Bald cypress – Taxodium distichum ; This deciduous conifer can take continuous moisture and periodic flooding, plus it provides beautiful fall color in shades of gold. I will put three along the boggy edge of the wetland where the gold will contrast with the Douglas fir forest backdrop.
Douglas spirea - Spirea douglasi; These take inundation well, and I am scavenging them from other areas of the property. They have lovely, pink foamy flower clusters that smell wonderful and spread vegetatively.
Red Chokeberry – Aronia arbutifolia; tolerates moist soils but not wet; may be on the property already, but I’m still trying to identify it. Has beautiful orange-red fall foliage and red berries.
Buttonbush – Cephalanthus occidentalis; a Southeastern US native used here as an ornamental; purportedly can tolerate heavy clay soils which would make it a good candidate. Very attractive.
Summersweet - Clethra alnifolia; a Southeastern US nativethat purportedly prefers organic, acidic soils such as found in bogs; may only do well on the loamy soil surrounding the wetlands. Also very attractive. I’d plant this and buttonbush closer to landscaped areas for effect.
Highbush cranberry – Viburnum opulus; I’ve planted lots of these around the garden and found that they prefer moist, organic soil. Otherwise, they take forever to grow and the deer just mow them down to nubs. I plan to move some of those languishing in drier areas to moister places along the edge.
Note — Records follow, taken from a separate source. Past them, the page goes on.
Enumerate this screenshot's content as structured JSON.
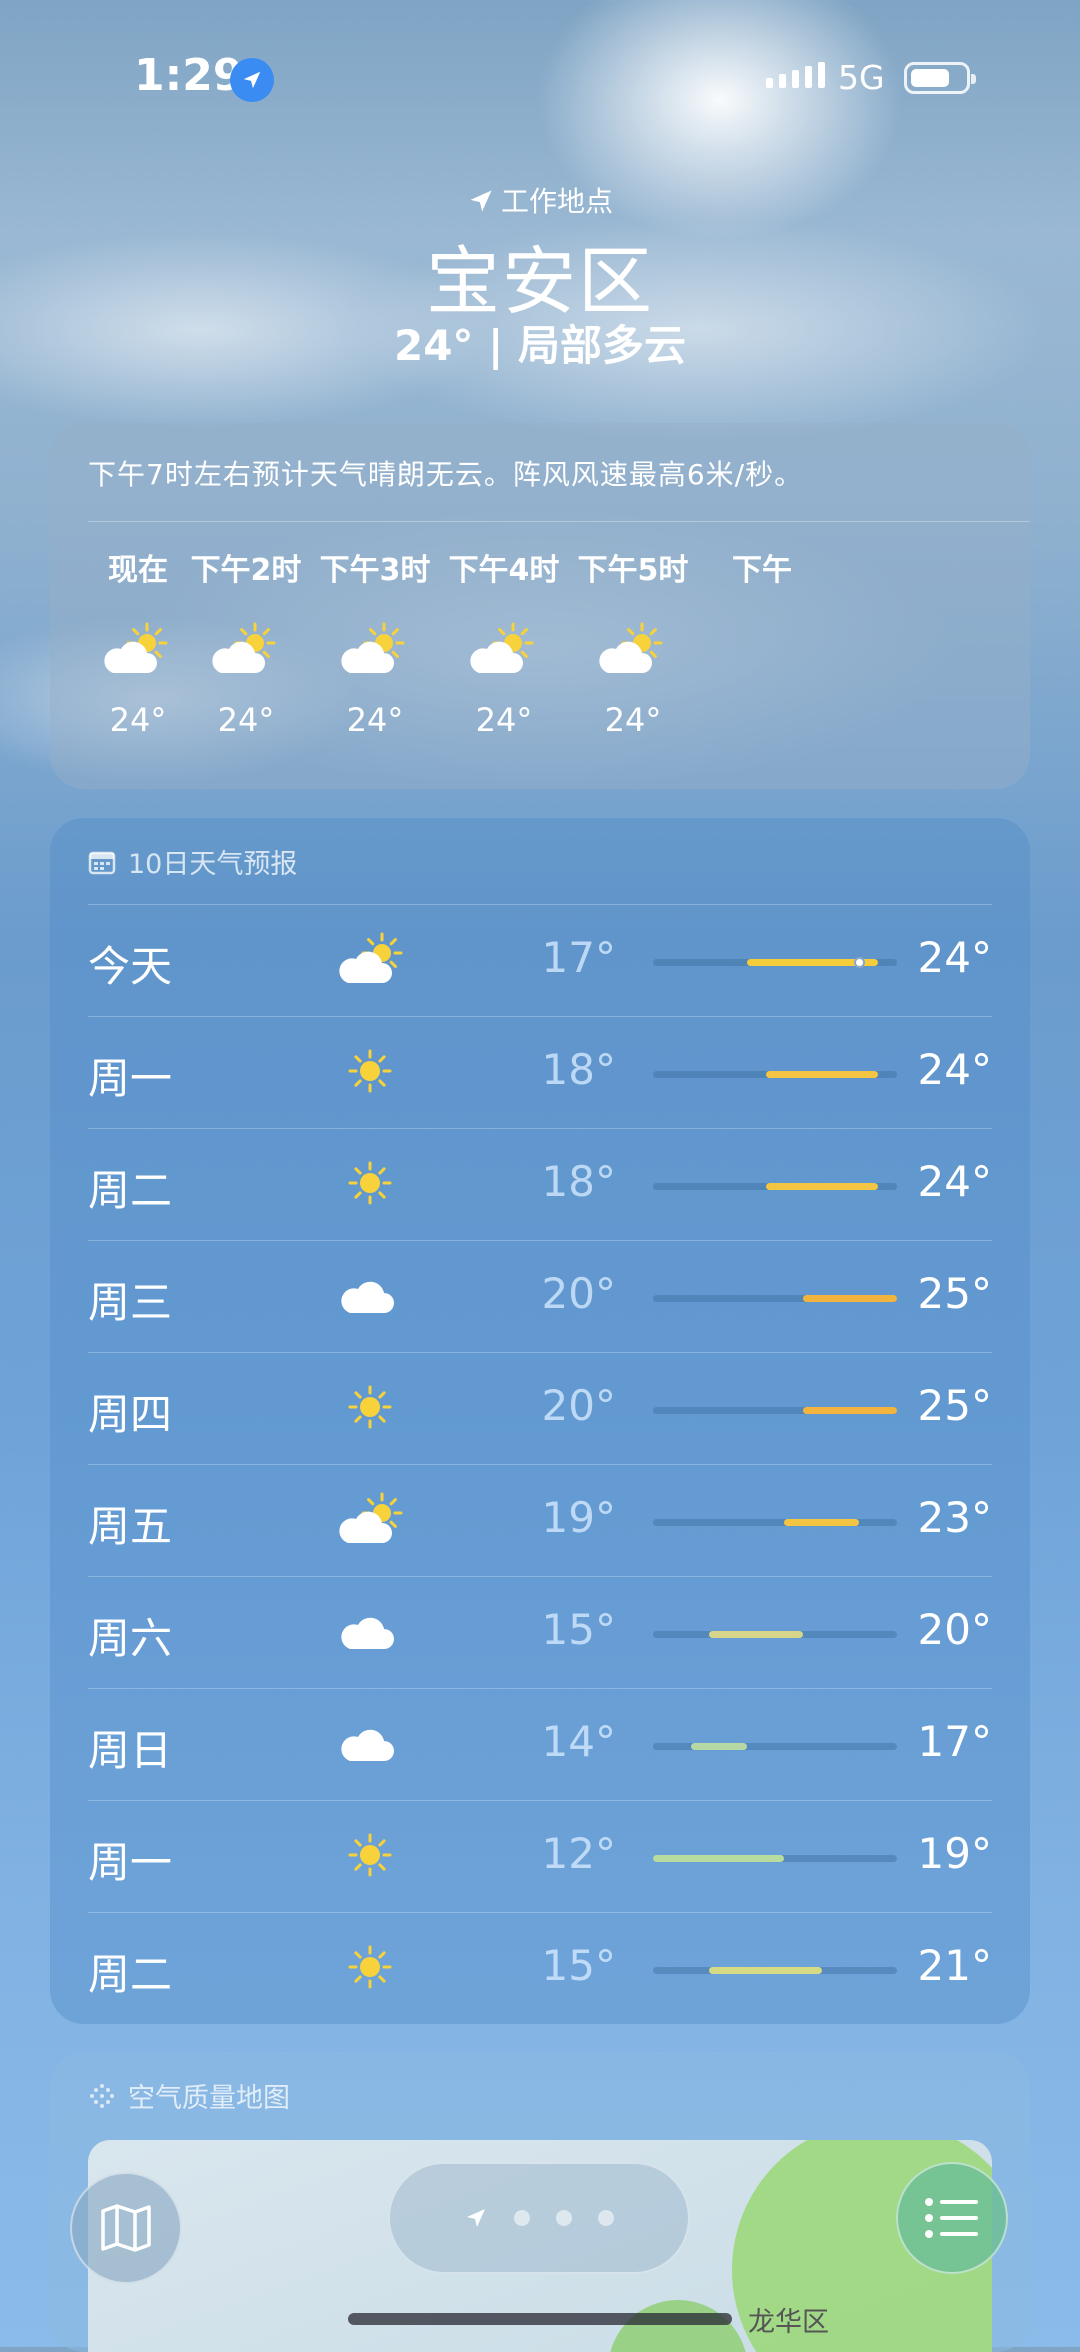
{
  "status": {
    "time": "1:29",
    "network": "5G"
  },
  "header": {
    "location_label": "工作地点",
    "city": "宝安区",
    "condition": "24° | 局部多云"
  },
  "hourly": {
    "summary": "下午7时左右预计天气晴朗无云。阵风风速最高6米/秒。",
    "items": [
      {
        "label": "现在",
        "icon": "partly-sunny-icon",
        "temp": "24°"
      },
      {
        "label": "下午2时",
        "icon": "partly-sunny-icon",
        "temp": "24°"
      },
      {
        "label": "下午3时",
        "icon": "partly-sunny-icon",
        "temp": "24°"
      },
      {
        "label": "下午4时",
        "icon": "partly-sunny-icon",
        "temp": "24°"
      },
      {
        "label": "下午5时",
        "icon": "partly-sunny-icon",
        "temp": "24°"
      },
      {
        "label": "下午",
        "icon": "",
        "temp": ""
      }
    ]
  },
  "daily": {
    "title": "10日天气预报",
    "range_min": 12,
    "range_max": 25,
    "rows": [
      {
        "day": "今天",
        "icon": "partly-sunny-icon",
        "low": "17°",
        "high": "24°",
        "lo": 17,
        "hi": 24,
        "color": "#f4cc3c",
        "current": 23
      },
      {
        "day": "周一",
        "icon": "sun-icon",
        "low": "18°",
        "high": "24°",
        "lo": 18,
        "hi": 24,
        "color": "#f4c542"
      },
      {
        "day": "周二",
        "icon": "sun-icon",
        "low": "18°",
        "high": "24°",
        "lo": 18,
        "hi": 24,
        "color": "#f4c542"
      },
      {
        "day": "周三",
        "icon": "cloud-icon",
        "low": "20°",
        "high": "25°",
        "lo": 20,
        "hi": 25,
        "color": "#f2b43c"
      },
      {
        "day": "周四",
        "icon": "sun-icon",
        "low": "20°",
        "high": "25°",
        "lo": 20,
        "hi": 25,
        "color": "#f2b43c"
      },
      {
        "day": "周五",
        "icon": "partly-sunny-icon",
        "low": "19°",
        "high": "23°",
        "lo": 19,
        "hi": 23,
        "color": "#f4c542"
      },
      {
        "day": "周六",
        "icon": "cloud-icon",
        "low": "15°",
        "high": "20°",
        "lo": 15,
        "hi": 20,
        "color": "#d8d58a"
      },
      {
        "day": "周日",
        "icon": "cloud-icon",
        "low": "14°",
        "high": "17°",
        "lo": 14,
        "hi": 17,
        "color": "#b6d8a4"
      },
      {
        "day": "周一",
        "icon": "sun-icon",
        "low": "12°",
        "high": "19°",
        "lo": 12,
        "hi": 19,
        "color": "#b8dca0"
      },
      {
        "day": "周二",
        "icon": "sun-icon",
        "low": "15°",
        "high": "21°",
        "lo": 15,
        "hi": 21,
        "color": "#d6da84"
      }
    ]
  },
  "air_quality": {
    "title": "空气质量地图",
    "district": "龙华区"
  },
  "colors": {
    "sun": "#f7d23a",
    "cloud": "#ffffff",
    "accent_list": "#6ebe96"
  }
}
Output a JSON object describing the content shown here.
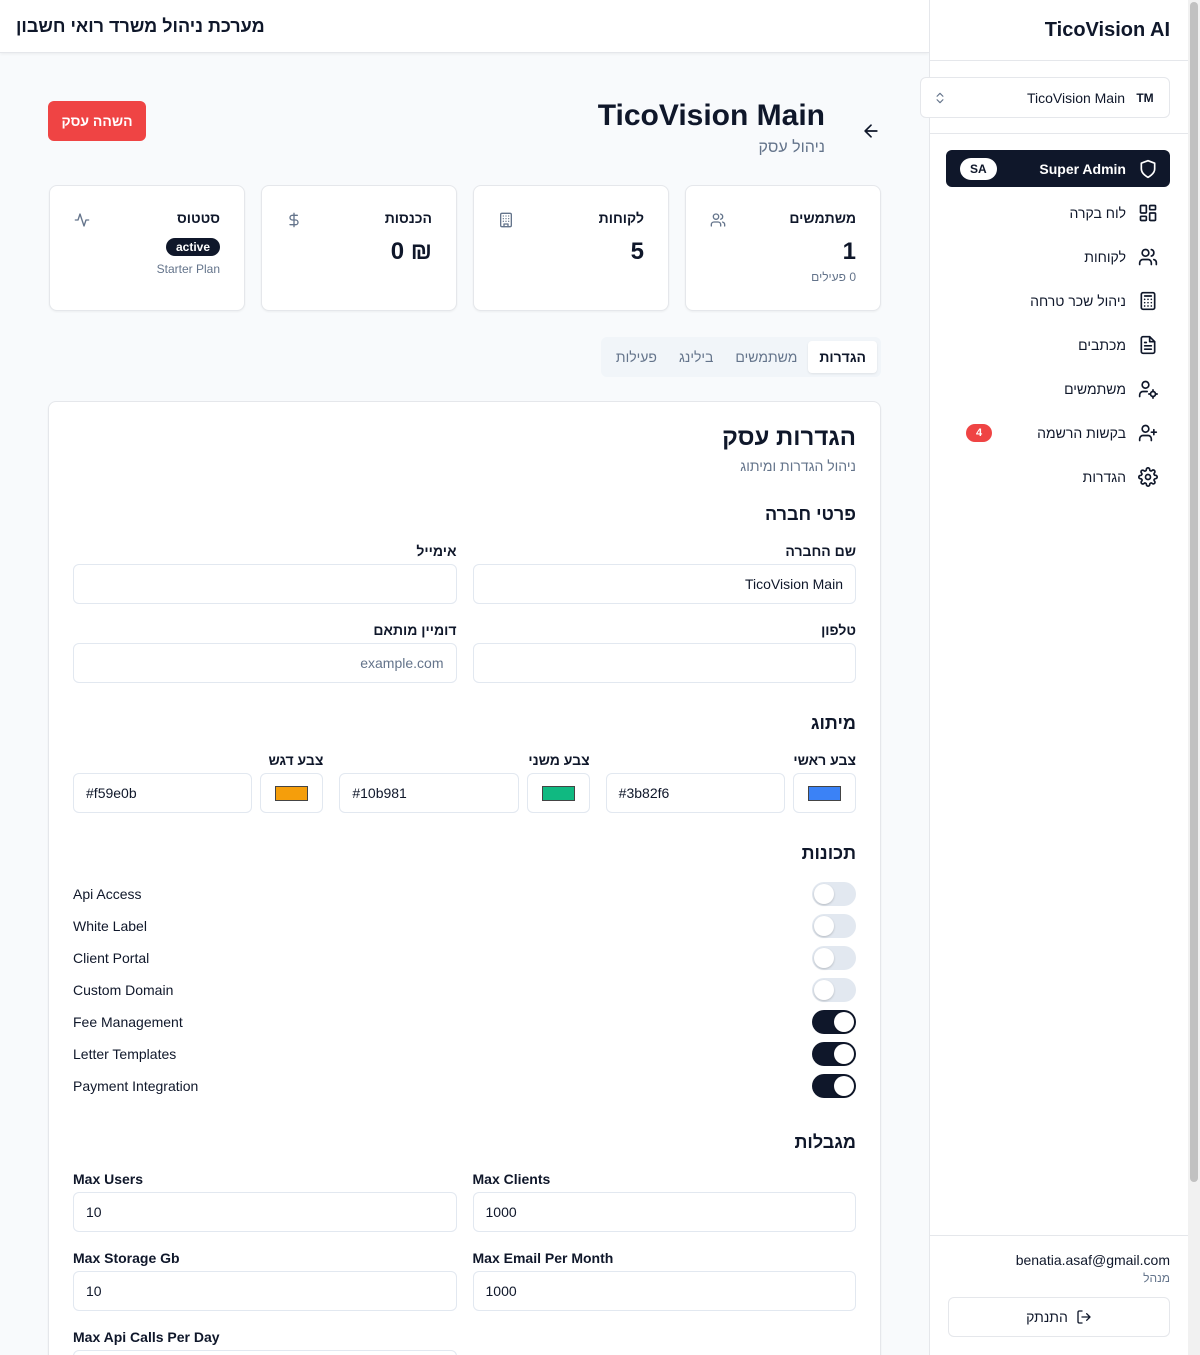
{
  "app": {
    "brand": "TicoVision AI",
    "header_title": "מערכת ניהול משרד רואי חשבון"
  },
  "org_selector": {
    "initials": "TM",
    "name": "TicoVision Main"
  },
  "sidebar": {
    "items": [
      {
        "label": "Super Admin",
        "badge": "SA",
        "icon": "shield-icon"
      },
      {
        "label": "לוח בקרה",
        "icon": "dashboard-icon"
      },
      {
        "label": "לקוחות",
        "icon": "users-icon"
      },
      {
        "label": "ניהול שכר טרחה",
        "icon": "calculator-icon"
      },
      {
        "label": "מכתבים",
        "icon": "file-text-icon"
      },
      {
        "label": "משתמשים",
        "icon": "user-cog-icon"
      },
      {
        "label": "בקשות הרשמה",
        "badge": "4",
        "icon": "user-plus-icon"
      },
      {
        "label": "הגדרות",
        "icon": "gear-icon"
      }
    ],
    "user_email": "benatia.asaf@gmail.com",
    "user_role": "מנהל",
    "logout_label": "התנתק"
  },
  "page": {
    "title": "TicoVision Main",
    "subtitle": "ניהול עסק",
    "suspend_label": "השהה עסק"
  },
  "stats": {
    "users": {
      "title": "משתמשים",
      "value": "1",
      "sub": "0 פעילים"
    },
    "clients": {
      "title": "לקוחות",
      "value": "5"
    },
    "revenue": {
      "title": "הכנסות",
      "value": "₪ 0"
    },
    "status": {
      "title": "סטטוס",
      "badge": "active",
      "plan": "Starter Plan"
    }
  },
  "tabs": [
    "הגדרות",
    "משתמשים",
    "בילינג",
    "פעילות"
  ],
  "settings": {
    "title": "הגדרות עסק",
    "subtitle": "ניהול הגדרות ומיתוג",
    "company_section": "פרטי חברה",
    "company_name_label": "שם החברה",
    "company_name_value": "TicoVision Main",
    "email_label": "אימייל",
    "email_value": "",
    "phone_label": "טלפון",
    "phone_value": "",
    "domain_label": "דומיין מותאם",
    "domain_placeholder": "example.com",
    "branding_section": "מיתוג",
    "primary_label": "צבע ראשי",
    "primary_value": "#3b82f6",
    "secondary_label": "צבע משני",
    "secondary_value": "#10b981",
    "accent_label": "צבע דגש",
    "accent_value": "#f59e0b",
    "features_section": "תכונות",
    "features": [
      {
        "label": "Api Access",
        "enabled": false
      },
      {
        "label": "White Label",
        "enabled": false
      },
      {
        "label": "Client Portal",
        "enabled": false
      },
      {
        "label": "Custom Domain",
        "enabled": false
      },
      {
        "label": "Fee Management",
        "enabled": true
      },
      {
        "label": "Letter Templates",
        "enabled": true
      },
      {
        "label": "Payment Integration",
        "enabled": true
      }
    ],
    "limits_section": "מגבלות",
    "limits": [
      {
        "label": "Max Users",
        "value": "10"
      },
      {
        "label": "Max Clients",
        "value": "1000"
      },
      {
        "label": "Max Storage Gb",
        "value": "10"
      },
      {
        "label": "Max Email Per Month",
        "value": "1000"
      },
      {
        "label": "Max Api Calls Per Day",
        "value": ""
      }
    ]
  },
  "colors": {
    "accent": "#0f172a",
    "danger": "#ef4444"
  }
}
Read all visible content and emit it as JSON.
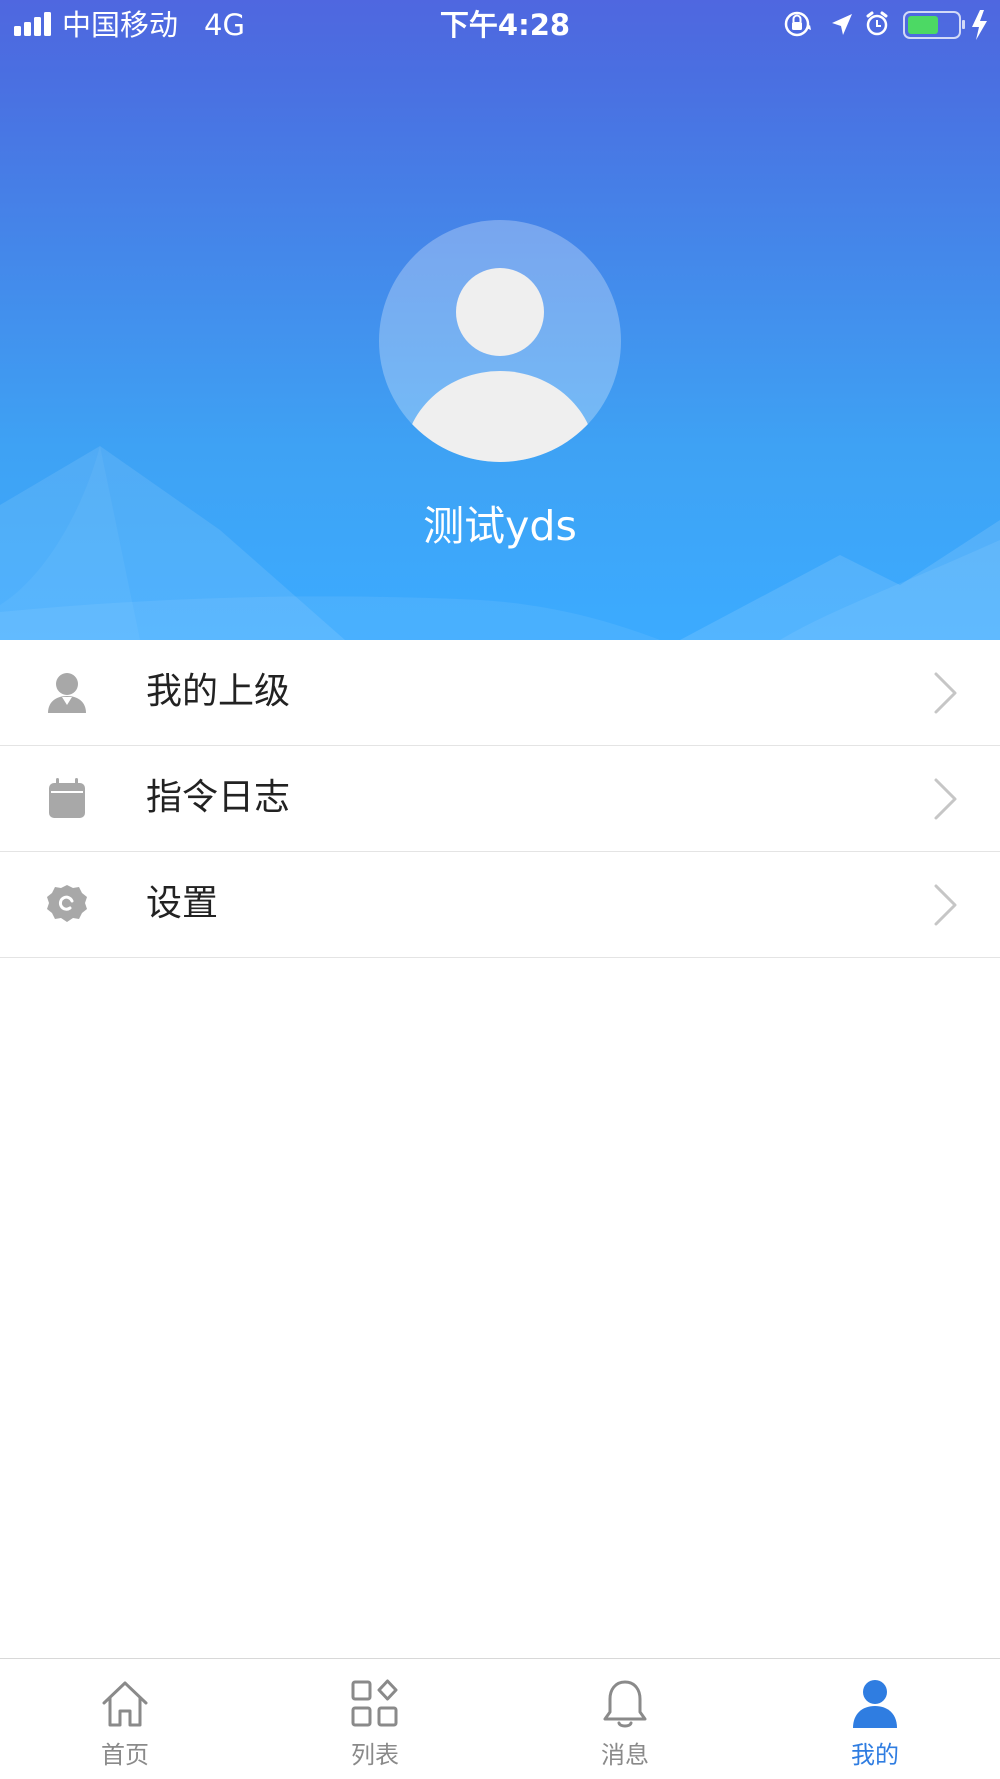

I want to keep most of the wetland open, and will fill in with soft-stemmed bulrush and maybe skunk cabbage already present in abundance elsewhere on the property. I’m also introducing various sedges to replace the ragged field grasses currently present. Ultimately, I want an area with no blackberry, a pleasing succession of color scheme from spring through fall, and a consistent texture throughout the lowest, wettest areas.
Sedges (Carex spp.) grow naturally in large clumps on either side of the lake